And with the stroke of a pen (or, more accurately, the tapping of a few keys), the Iowa Supreme Court decided it wasn't playing games with the search and seizure clause of the state's constitution. As Justice Appell put it:
In the words of another state supreme court, we do not allow the
words of our Iowa Constitution to be “balloons to be blown up or deflated
every time, and precisely in accord with the interpretation of the U.S.
Supreme Court, following some tortious trail.”
The question at hand was whether a so-called "inventory" search was a valid exception to the 4th Amendment's prohibition of unreasonable search and seizure. Art. 1, Sec. 8 of the Iowa Constitution contains the same wording as the 4th Amendment.
Bion Ingram was driving to work one morning when he was pulled over for a defective license plate lamp (one of those little lovelies that a motorist can never disprove). The officer then determined that the registration affixed to Mr. Ingram's car didn't quite match the car itself. The officer told Mr. Ingram he was going to have to impound the car but he offered to give him a ride to the nearest gas station so a friend could take him to work.
Then the officer asked if Mr. Ingram has anything of value in the car. He said no. The police then told him they were going to do an inventory search of the car before they towed it. And wouldn't you know it, they found a bag with a glass pipe and a gram of meth. Mr. Ingram was arrested. He challenged the search on the grounds there was no probable cause to search and that there was no warrant.
The trial court said who cares?
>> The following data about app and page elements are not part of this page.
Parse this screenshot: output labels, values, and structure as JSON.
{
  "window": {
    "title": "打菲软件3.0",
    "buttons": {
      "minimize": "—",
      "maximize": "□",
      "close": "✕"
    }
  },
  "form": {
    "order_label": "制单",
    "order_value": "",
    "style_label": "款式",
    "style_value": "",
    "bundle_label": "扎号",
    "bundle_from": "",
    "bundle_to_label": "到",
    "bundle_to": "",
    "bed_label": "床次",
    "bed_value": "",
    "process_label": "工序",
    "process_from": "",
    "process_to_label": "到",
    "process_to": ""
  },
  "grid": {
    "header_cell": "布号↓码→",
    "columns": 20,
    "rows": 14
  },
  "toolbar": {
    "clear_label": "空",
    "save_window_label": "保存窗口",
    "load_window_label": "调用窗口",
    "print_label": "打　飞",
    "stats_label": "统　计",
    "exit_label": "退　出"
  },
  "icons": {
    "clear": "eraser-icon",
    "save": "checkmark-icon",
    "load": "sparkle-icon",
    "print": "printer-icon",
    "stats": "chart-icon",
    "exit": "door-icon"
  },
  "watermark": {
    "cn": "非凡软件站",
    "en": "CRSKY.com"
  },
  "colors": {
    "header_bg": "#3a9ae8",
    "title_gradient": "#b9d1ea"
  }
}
He was convicted of possession of a controlled substance and filed an appeal.
The court decided that it wasn't going to allow the whims of the US Supreme Court to determine just what an unreasonable search was in Iowa. In its ruling the court held that the Supreme Court's determination of what was reasonable under the 4th Amendment wasn't the law of the land -- just the minimum guaranteed right.
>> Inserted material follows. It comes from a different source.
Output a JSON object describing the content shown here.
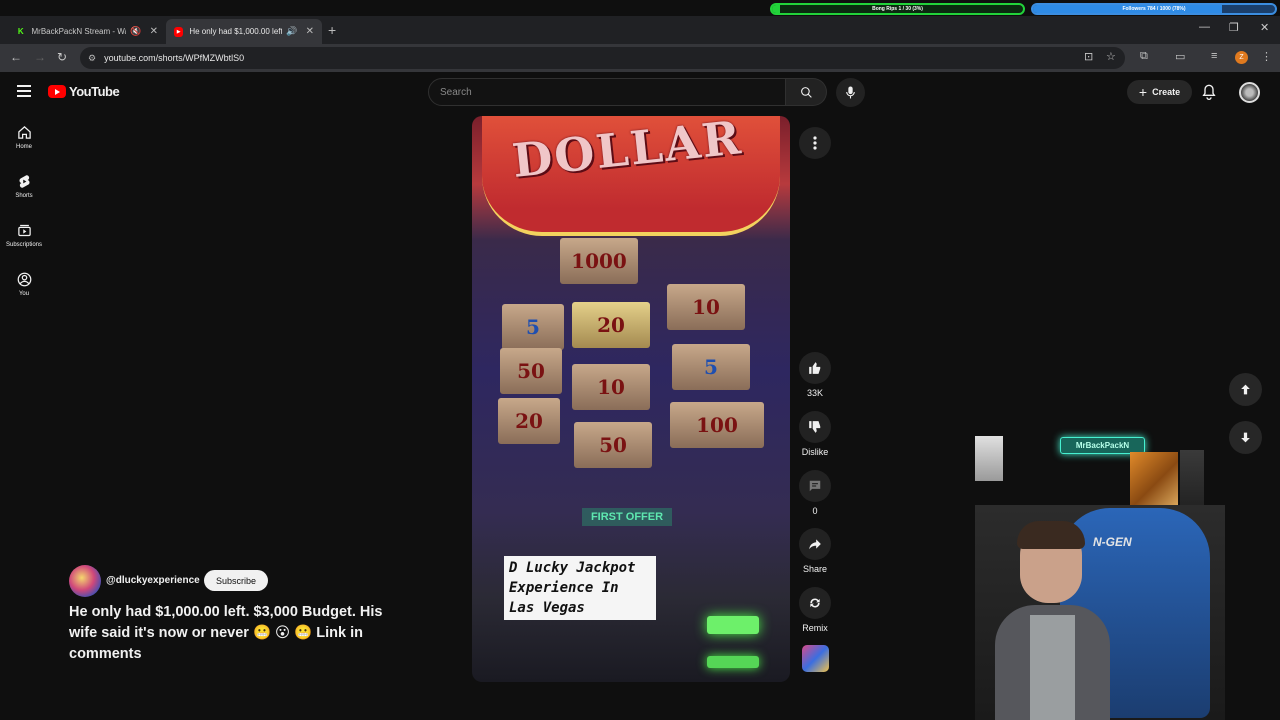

The opinion offers a fairly comprehensive history of automobile exceptions to the 4th Amendment.
The opinion also offers advise to trial attorneys -- when making an objection based on federal constitutional law, make damn sure you make the same objection on state constitutional (or statutory) grounds when available. Failing to do so could open you up for a claim of ineffective assistance.
h/t Owen Barcala